Take the entries that follow and write each one out exactly.

Element data from apps and pages:
--- START ---
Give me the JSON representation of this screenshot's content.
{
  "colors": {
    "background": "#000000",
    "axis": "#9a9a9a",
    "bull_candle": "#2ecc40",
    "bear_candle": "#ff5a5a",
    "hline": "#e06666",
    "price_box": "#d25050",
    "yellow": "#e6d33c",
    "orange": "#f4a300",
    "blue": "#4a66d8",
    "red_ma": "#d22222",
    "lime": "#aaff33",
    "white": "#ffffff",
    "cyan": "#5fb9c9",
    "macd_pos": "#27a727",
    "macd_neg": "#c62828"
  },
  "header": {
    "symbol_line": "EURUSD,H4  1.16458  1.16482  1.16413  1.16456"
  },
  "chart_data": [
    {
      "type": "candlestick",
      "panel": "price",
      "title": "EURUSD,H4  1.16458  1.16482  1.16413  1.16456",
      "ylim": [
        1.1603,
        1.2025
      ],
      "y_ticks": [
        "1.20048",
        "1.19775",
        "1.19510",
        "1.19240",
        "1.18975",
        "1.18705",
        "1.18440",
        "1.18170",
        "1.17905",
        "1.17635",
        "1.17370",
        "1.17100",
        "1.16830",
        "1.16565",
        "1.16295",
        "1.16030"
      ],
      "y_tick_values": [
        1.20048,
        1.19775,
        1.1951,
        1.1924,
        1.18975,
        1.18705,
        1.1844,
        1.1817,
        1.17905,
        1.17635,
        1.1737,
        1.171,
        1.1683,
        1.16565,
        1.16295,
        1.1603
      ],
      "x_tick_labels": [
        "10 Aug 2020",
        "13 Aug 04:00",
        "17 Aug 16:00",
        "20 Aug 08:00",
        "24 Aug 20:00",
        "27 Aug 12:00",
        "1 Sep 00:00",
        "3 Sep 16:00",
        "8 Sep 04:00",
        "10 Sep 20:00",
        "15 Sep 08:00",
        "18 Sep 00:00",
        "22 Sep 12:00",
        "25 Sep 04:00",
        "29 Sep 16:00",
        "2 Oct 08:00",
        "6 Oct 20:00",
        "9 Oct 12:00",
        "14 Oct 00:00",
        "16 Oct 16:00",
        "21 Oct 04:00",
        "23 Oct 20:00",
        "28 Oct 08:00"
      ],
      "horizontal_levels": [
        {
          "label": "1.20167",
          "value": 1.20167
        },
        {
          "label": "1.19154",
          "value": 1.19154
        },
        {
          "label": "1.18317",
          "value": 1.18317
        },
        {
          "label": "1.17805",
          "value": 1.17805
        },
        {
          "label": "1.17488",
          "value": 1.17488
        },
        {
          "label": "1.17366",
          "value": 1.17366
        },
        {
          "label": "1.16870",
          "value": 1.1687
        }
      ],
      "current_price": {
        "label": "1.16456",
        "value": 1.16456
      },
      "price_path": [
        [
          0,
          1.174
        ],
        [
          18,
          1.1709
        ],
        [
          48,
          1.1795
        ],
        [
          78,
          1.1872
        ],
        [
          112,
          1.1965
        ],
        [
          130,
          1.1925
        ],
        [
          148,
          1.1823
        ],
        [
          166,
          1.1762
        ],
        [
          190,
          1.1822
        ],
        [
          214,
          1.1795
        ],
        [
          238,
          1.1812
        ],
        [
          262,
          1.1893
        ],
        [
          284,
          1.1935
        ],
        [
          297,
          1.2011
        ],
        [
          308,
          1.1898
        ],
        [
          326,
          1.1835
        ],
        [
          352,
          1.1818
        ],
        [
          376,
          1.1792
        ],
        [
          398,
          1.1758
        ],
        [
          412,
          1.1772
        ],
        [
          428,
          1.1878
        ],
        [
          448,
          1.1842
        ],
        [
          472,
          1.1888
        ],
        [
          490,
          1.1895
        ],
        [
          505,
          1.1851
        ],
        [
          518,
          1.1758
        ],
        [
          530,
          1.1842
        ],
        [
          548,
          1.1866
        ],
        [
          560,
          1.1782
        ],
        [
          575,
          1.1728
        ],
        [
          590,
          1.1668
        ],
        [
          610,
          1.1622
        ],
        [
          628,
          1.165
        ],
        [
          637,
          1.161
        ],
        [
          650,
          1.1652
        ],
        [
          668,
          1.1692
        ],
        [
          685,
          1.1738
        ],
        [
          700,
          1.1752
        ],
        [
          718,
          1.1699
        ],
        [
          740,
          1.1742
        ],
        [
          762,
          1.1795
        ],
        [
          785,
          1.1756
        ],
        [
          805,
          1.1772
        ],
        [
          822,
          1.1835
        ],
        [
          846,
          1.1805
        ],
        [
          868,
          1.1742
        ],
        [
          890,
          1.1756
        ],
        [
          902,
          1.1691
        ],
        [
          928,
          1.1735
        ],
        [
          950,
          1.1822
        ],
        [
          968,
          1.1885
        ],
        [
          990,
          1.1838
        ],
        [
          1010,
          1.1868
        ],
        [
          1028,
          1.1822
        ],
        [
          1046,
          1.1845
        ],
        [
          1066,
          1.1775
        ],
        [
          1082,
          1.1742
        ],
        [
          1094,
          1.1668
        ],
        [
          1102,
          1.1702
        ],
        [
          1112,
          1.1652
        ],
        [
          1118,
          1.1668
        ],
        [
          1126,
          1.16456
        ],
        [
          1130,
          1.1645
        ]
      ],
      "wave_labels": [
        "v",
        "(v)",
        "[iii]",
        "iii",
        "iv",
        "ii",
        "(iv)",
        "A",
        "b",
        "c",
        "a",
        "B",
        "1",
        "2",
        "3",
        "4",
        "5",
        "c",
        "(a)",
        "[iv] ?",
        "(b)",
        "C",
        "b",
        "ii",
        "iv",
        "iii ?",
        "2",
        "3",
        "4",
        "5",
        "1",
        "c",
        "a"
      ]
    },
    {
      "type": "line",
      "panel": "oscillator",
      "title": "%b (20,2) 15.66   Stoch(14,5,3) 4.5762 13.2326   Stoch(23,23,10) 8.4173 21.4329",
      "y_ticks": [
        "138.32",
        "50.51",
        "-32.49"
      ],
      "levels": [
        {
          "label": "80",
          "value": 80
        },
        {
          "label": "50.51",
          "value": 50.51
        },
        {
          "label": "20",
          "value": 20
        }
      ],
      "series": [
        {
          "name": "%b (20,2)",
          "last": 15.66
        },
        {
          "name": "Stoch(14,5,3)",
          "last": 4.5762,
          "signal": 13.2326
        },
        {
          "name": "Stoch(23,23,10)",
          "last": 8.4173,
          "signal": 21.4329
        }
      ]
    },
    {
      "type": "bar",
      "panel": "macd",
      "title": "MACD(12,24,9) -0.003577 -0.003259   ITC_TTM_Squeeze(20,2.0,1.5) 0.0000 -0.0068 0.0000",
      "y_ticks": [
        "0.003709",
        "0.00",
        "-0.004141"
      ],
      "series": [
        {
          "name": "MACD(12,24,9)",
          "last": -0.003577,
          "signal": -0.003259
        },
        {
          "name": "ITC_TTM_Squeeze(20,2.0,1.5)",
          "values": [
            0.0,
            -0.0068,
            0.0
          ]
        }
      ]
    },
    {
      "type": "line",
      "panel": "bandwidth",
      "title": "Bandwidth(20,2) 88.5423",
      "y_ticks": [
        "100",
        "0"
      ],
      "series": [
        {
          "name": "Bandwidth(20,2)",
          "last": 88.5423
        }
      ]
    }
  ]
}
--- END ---
- [Result below]:
Give me the JSON representation of this screenshot's content.
{
  "colors": {
    "background": "#000000",
    "axis": "#9a9a9a",
    "bull_candle": "#2ecc40",
    "bear_candle": "#ff5a5a",
    "hline": "#e06666",
    "price_box": "#d25050",
    "yellow": "#e6d33c",
    "orange": "#f4a300",
    "blue": "#4a66d8",
    "red_ma": "#d22222",
    "lime": "#aaff33",
    "white": "#ffffff",
    "cyan": "#5fb9c9",
    "macd_pos": "#27a727",
    "macd_neg": "#c62828"
  },
  "header": {
    "symbol_line": "EURUSD,H4  1.16458  1.16482  1.16413  1.16456"
  },
  "chart_data": [
    {
      "type": "candlestick",
      "panel": "price",
      "title": "EURUSD,H4  1.16458  1.16482  1.16413  1.16456",
      "ylim": [
        1.1603,
        1.2025
      ],
      "y_ticks": [
        "1.20048",
        "1.19775",
        "1.19510",
        "1.19240",
        "1.18975",
        "1.18705",
        "1.18440",
        "1.18170",
        "1.17905",
        "1.17635",
        "1.17370",
        "1.17100",
        "1.16830",
        "1.16565",
        "1.16295",
        "1.16030"
      ],
      "y_tick_values": [
        1.20048,
        1.19775,
        1.1951,
        1.1924,
        1.18975,
        1.18705,
        1.1844,
        1.1817,
        1.17905,
        1.17635,
        1.1737,
        1.171,
        1.1683,
        1.16565,
        1.16295,
        1.1603
      ],
      "x_tick_labels": [
        "10 Aug 2020",
        "13 Aug 04:00",
        "17 Aug 16:00",
        "20 Aug 08:00",
        "24 Aug 20:00",
        "27 Aug 12:00",
        "1 Sep 00:00",
        "3 Sep 16:00",
        "8 Sep 04:00",
        "10 Sep 20:00",
        "15 Sep 08:00",
        "18 Sep 00:00",
        "22 Sep 12:00",
        "25 Sep 04:00",
        "29 Sep 16:00",
        "2 Oct 08:00",
        "6 Oct 20:00",
        "9 Oct 12:00",
        "14 Oct 00:00",
        "16 Oct 16:00",
        "21 Oct 04:00",
        "23 Oct 20:00",
        "28 Oct 08:00"
      ],
      "horizontal_levels": [
        {
          "label": "1.20167",
          "value": 1.20167
        },
        {
          "label": "1.19154",
          "value": 1.19154
        },
        {
          "label": "1.18317",
          "value": 1.18317
        },
        {
          "label": "1.17805",
          "value": 1.17805
        },
        {
          "label": "1.17488",
          "value": 1.17488
        },
        {
          "label": "1.17366",
          "value": 1.17366
        },
        {
          "label": "1.16870",
          "value": 1.1687
        }
      ],
      "current_price": {
        "label": "1.16456",
        "value": 1.16456
      },
      "price_path": [
        [
          0,
          1.174
        ],
        [
          18,
          1.1709
        ],
        [
          48,
          1.1795
        ],
        [
          78,
          1.1872
        ],
        [
          112,
          1.1965
        ],
        [
          130,
          1.1925
        ],
        [
          148,
          1.1823
        ],
        [
          166,
          1.1762
        ],
        [
          190,
          1.1822
        ],
        [
          214,
          1.1795
        ],
        [
          238,
          1.1812
        ],
        [
          262,
          1.1893
        ],
        [
          284,
          1.1935
        ],
        [
          297,
          1.2011
        ],
        [
          308,
          1.1898
        ],
        [
          326,
          1.1835
        ],
        [
          352,
          1.1818
        ],
        [
          376,
          1.1792
        ],
        [
          398,
          1.1758
        ],
        [
          412,
          1.1772
        ],
        [
          428,
          1.1878
        ],
        [
          448,
          1.1842
        ],
        [
          472,
          1.1888
        ],
        [
          490,
          1.1895
        ],
        [
          505,
          1.1851
        ],
        [
          518,
          1.1758
        ],
        [
          530,
          1.1842
        ],
        [
          548,
          1.1866
        ],
        [
          560,
          1.1782
        ],
        [
          575,
          1.1728
        ],
        [
          590,
          1.1668
        ],
        [
          610,
          1.1622
        ],
        [
          628,
          1.165
        ],
        [
          637,
          1.161
        ],
        [
          650,
          1.1652
        ],
        [
          668,
          1.1692
        ],
        [
          685,
          1.1738
        ],
        [
          700,
          1.1752
        ],
        [
          718,
          1.1699
        ],
        [
          740,
          1.1742
        ],
        [
          762,
          1.1795
        ],
        [
          785,
          1.1756
        ],
        [
          805,
          1.1772
        ],
        [
          822,
          1.1835
        ],
        [
          846,
          1.1805
        ],
        [
          868,
          1.1742
        ],
        [
          890,
          1.1756
        ],
        [
          902,
          1.1691
        ],
        [
          928,
          1.1735
        ],
        [
          950,
          1.1822
        ],
        [
          968,
          1.1885
        ],
        [
          990,
          1.1838
        ],
        [
          1010,
          1.1868
        ],
        [
          1028,
          1.1822
        ],
        [
          1046,
          1.1845
        ],
        [
          1066,
          1.1775
        ],
        [
          1082,
          1.1742
        ],
        [
          1094,
          1.1668
        ],
        [
          1102,
          1.1702
        ],
        [
          1112,
          1.1652
        ],
        [
          1118,
          1.1668
        ],
        [
          1126,
          1.16456
        ],
        [
          1130,
          1.1645
        ]
      ],
      "wave_labels": [
        "v",
        "(v)",
        "[iii]",
        "iii",
        "iv",
        "ii",
        "(iv)",
        "A",
        "b",
        "c",
        "a",
        "B",
        "1",
        "2",
        "3",
        "4",
        "5",
        "c",
        "(a)",
        "[iv] ?",
        "(b)",
        "C",
        "b",
        "ii",
        "iv",
        "iii ?",
        "2",
        "3",
        "4",
        "5",
        "1",
        "c",
        "a"
      ]
    },
    {
      "type": "line",
      "panel": "oscillator",
      "title": "%b (20,2) 15.66   Stoch(14,5,3) 4.5762 13.2326   Stoch(23,23,10) 8.4173 21.4329",
      "y_ticks": [
        "138.32",
        "50.51",
        "-32.49"
      ],
      "levels": [
        {
          "label": "80",
          "value": 80
        },
        {
          "label": "50.51",
          "value": 50.51
        },
        {
          "label": "20",
          "value": 20
        }
      ],
      "series": [
        {
          "name": "%b (20,2)",
          "last": 15.66
        },
        {
          "name": "Stoch(14,5,3)",
          "last": 4.5762,
          "signal": 13.2326
        },
        {
          "name": "Stoch(23,23,10)",
          "last": 8.4173,
          "signal": 21.4329
        }
      ]
    },
    {
      "type": "bar",
      "panel": "macd",
      "title": "MACD(12,24,9) -0.003577 -0.003259   ITC_TTM_Squeeze(20,2.0,1.5) 0.0000 -0.0068 0.0000",
      "y_ticks": [
        "0.003709",
        "0.00",
        "-0.004141"
      ],
      "series": [
        {
          "name": "MACD(12,24,9)",
          "last": -0.003577,
          "signal": -0.003259
        },
        {
          "name": "ITC_TTM_Squeeze(20,2.0,1.5)",
          "values": [
            0.0,
            -0.0068,
            0.0
          ]
        }
      ]
    },
    {
      "type": "line",
      "panel": "bandwidth",
      "title": "Bandwidth(20,2) 88.5423",
      "y_ticks": [
        "100",
        "0"
      ],
      "series": [
        {
          "name": "Bandwidth(20,2)",
          "last": 88.5423
        }
      ]
    }
  ]
}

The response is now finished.